Task objective
Where does the word "initials" occur in the data below? Copy each line that holds it.

Website and app data records
##########
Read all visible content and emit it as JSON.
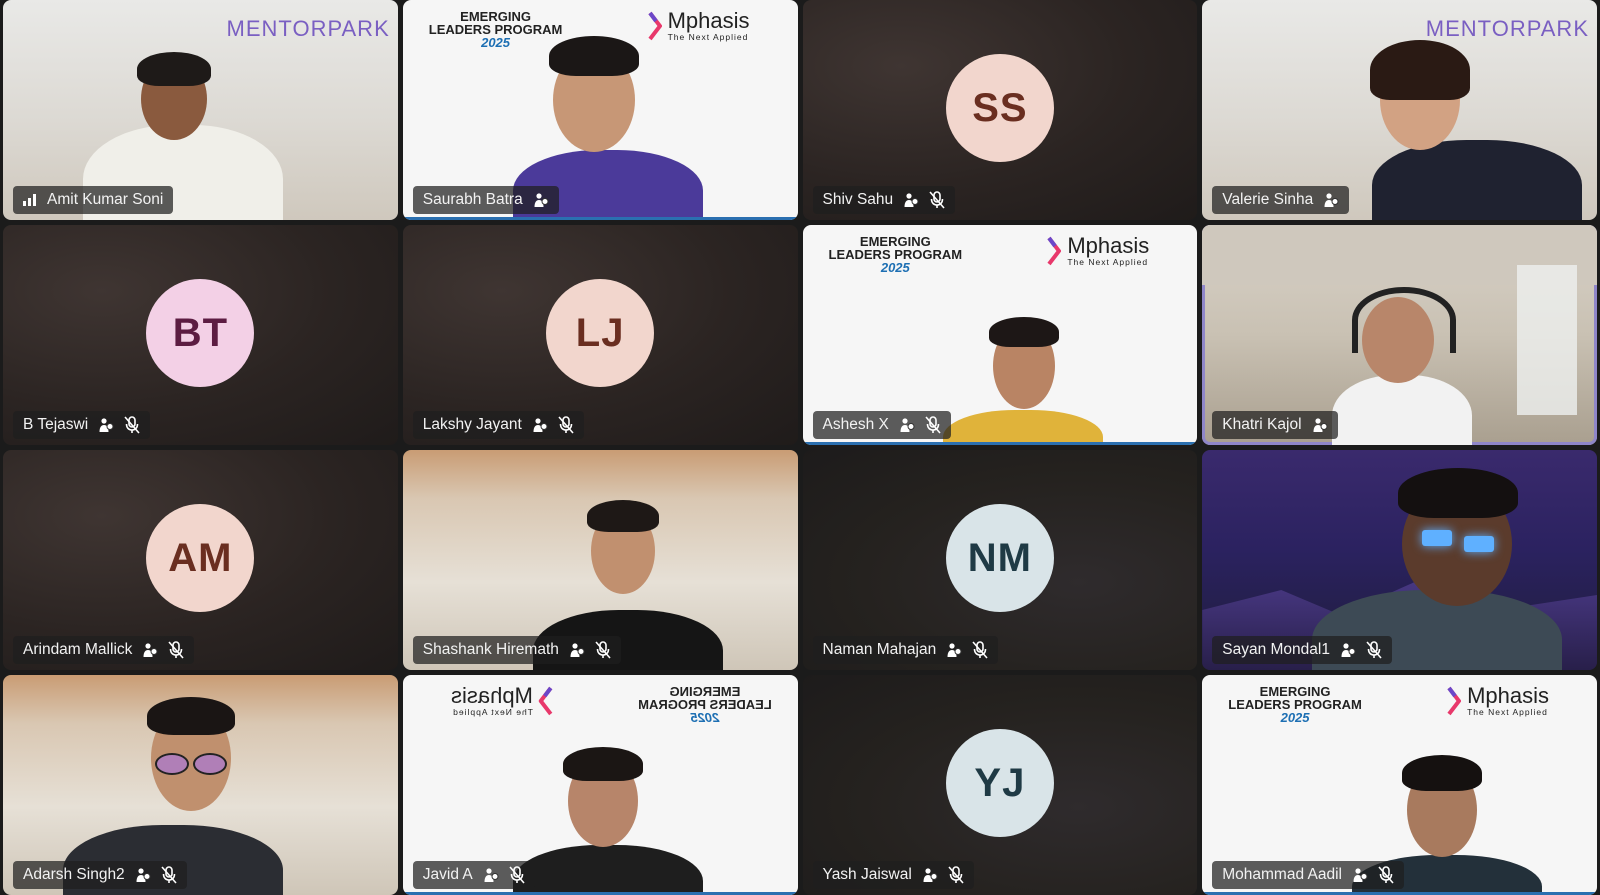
{
  "participants": [
    {
      "name": "Amit Kumar Soni",
      "kind": "video",
      "background": "mentorpark",
      "status": [
        "signal-icon"
      ]
    },
    {
      "name": "Saurabh Batra",
      "kind": "video",
      "background": "mphasis"
    },
    {
      "name": "Shiv Sahu",
      "kind": "avatar",
      "initials": "SS",
      "avatar_bg": "#f2d6cd",
      "avatar_fg": "#6a2e20",
      "muted": true
    },
    {
      "name": "Valerie Sinha",
      "kind": "video",
      "background": "mentorpark"
    },
    {
      "name": "B Tejaswi",
      "kind": "avatar",
      "initials": "BT",
      "avatar_bg": "#f3d0e6",
      "avatar_fg": "#5c1c42",
      "muted": true
    },
    {
      "name": "Lakshy Jayant",
      "kind": "avatar",
      "initials": "LJ",
      "avatar_bg": "#f2d6cd",
      "avatar_fg": "#6a2e20",
      "muted": true
    },
    {
      "name": "Ashesh X",
      "kind": "video",
      "background": "mphasis",
      "muted": true
    },
    {
      "name": "Khatri Kajol",
      "kind": "video",
      "background": "room",
      "active_speaker": true
    },
    {
      "name": "Arindam Mallick",
      "kind": "avatar",
      "initials": "AM",
      "avatar_bg": "#f2d6cd",
      "avatar_fg": "#6a2e20",
      "muted": true
    },
    {
      "name": "Shashank Hiremath",
      "kind": "video",
      "background": "wood",
      "muted": true
    },
    {
      "name": "Naman Mahajan",
      "kind": "avatar",
      "initials": "NM",
      "avatar_bg": "#d9e4e8",
      "avatar_fg": "#1f3a45",
      "muted": true
    },
    {
      "name": "Sayan Mondal1",
      "kind": "video",
      "background": "night",
      "muted": true
    },
    {
      "name": "Adarsh Singh2",
      "kind": "video",
      "background": "wood",
      "muted": true
    },
    {
      "name": "Javid A",
      "kind": "video",
      "background": "mphasis-mirrored",
      "muted": true
    },
    {
      "name": "Yash Jaiswal",
      "kind": "avatar",
      "initials": "YJ",
      "avatar_bg": "#d9e4e8",
      "avatar_fg": "#1f3a45",
      "muted": true
    },
    {
      "name": "Mohammad Aadil",
      "kind": "video",
      "background": "mphasis",
      "muted": true
    }
  ],
  "branding": {
    "mentorpark": "MENTORPARK",
    "elp_line1": "EMERGING",
    "elp_line2": "LEADERS PROGRAM",
    "elp_year": "2025",
    "mphasis": "Mphasis",
    "mphasis_tag": "The Next Applied"
  },
  "colors": {
    "active_border": "#8f86c9",
    "nametag_bg": "rgba(30,30,30,0.72)",
    "brand_purple": "#7a5fc2",
    "accent_blue": "#2a6fb0"
  },
  "icons": {
    "badge": "raised-hand-icon",
    "muted": "mic-off-icon",
    "signal": "signal-icon"
  }
}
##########
Solved exercise
      "initials": "SS",
      "initials": "BT",
      "initials": "LJ",
      "initials": "AM",
      "initials": "NM",
      "initials": "YJ",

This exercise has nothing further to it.